TASK STATEMENT:
I need the records below restated word for word, without their pictures.

**** GIVEN ENTRIES

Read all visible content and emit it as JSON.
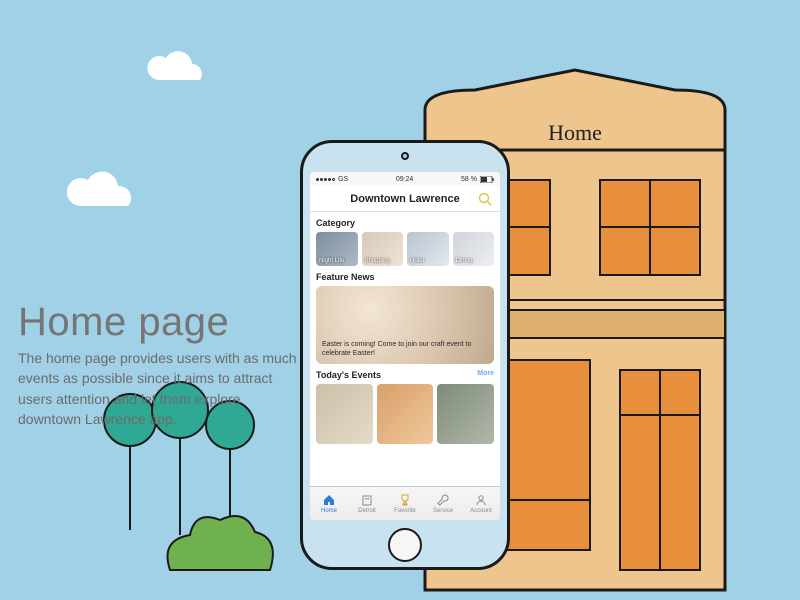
{
  "scene": {
    "building_label": "Home"
  },
  "text": {
    "heading": "Home page",
    "paragraph": "The home page provides users with as much events as possible since it aims to attract users attention and let them explore downtown Lawrence app."
  },
  "phone": {
    "status": {
      "carrier": "GS",
      "time": "09:24",
      "battery": "58 %"
    },
    "navbar": {
      "title": "Downtown Lawrence"
    },
    "sections": {
      "category": {
        "title": "Category",
        "items": [
          "Night Life",
          "Shopping",
          "Hotel",
          "Dining"
        ]
      },
      "feature": {
        "title": "Feature News",
        "caption": "Easter is coming! Come to join our craft event to celebrate Easter!"
      },
      "events": {
        "title": "Today's Events",
        "more": "More"
      }
    },
    "tabs": [
      {
        "label": "Home",
        "active": true
      },
      {
        "label": "Detroit",
        "active": false
      },
      {
        "label": "Favorite",
        "active": false
      },
      {
        "label": "Service",
        "active": false
      },
      {
        "label": "Account",
        "active": false
      }
    ]
  },
  "colors": {
    "sky": "#a1d1e7",
    "building_fill": "#eec58c",
    "building_stroke": "#1a1a1a",
    "window": "#e88f3b",
    "tree": "#2fa894",
    "shrub": "#6fb04f",
    "accent": "#2d7bd6"
  }
}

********

ANSWER SECTION:
Read all visible content and emit it as JSON.
{
  "scene": {
    "building_label": "Home"
  },
  "text": {
    "heading": "Home page",
    "paragraph": "The home page provides users with as much events as possible since it aims to attract users attention and let them explore downtown Lawrence app."
  },
  "phone": {
    "status": {
      "carrier": "GS",
      "time": "09:24",
      "battery": "58 %"
    },
    "navbar": {
      "title": "Downtown Lawrence"
    },
    "sections": {
      "category": {
        "title": "Category",
        "items": [
          "Night Life",
          "Shopping",
          "Hotel",
          "Dining"
        ]
      },
      "feature": {
        "title": "Feature News",
        "caption": "Easter is coming! Come to join our craft event to celebrate Easter!"
      },
      "events": {
        "title": "Today's Events",
        "more": "More"
      }
    },
    "tabs": [
      {
        "label": "Home",
        "active": true
      },
      {
        "label": "Detroit",
        "active": false
      },
      {
        "label": "Favorite",
        "active": false
      },
      {
        "label": "Service",
        "active": false
      },
      {
        "label": "Account",
        "active": false
      }
    ]
  },
  "colors": {
    "sky": "#a1d1e7",
    "building_fill": "#eec58c",
    "building_stroke": "#1a1a1a",
    "window": "#e88f3b",
    "tree": "#2fa894",
    "shrub": "#6fb04f",
    "accent": "#2d7bd6"
  }
}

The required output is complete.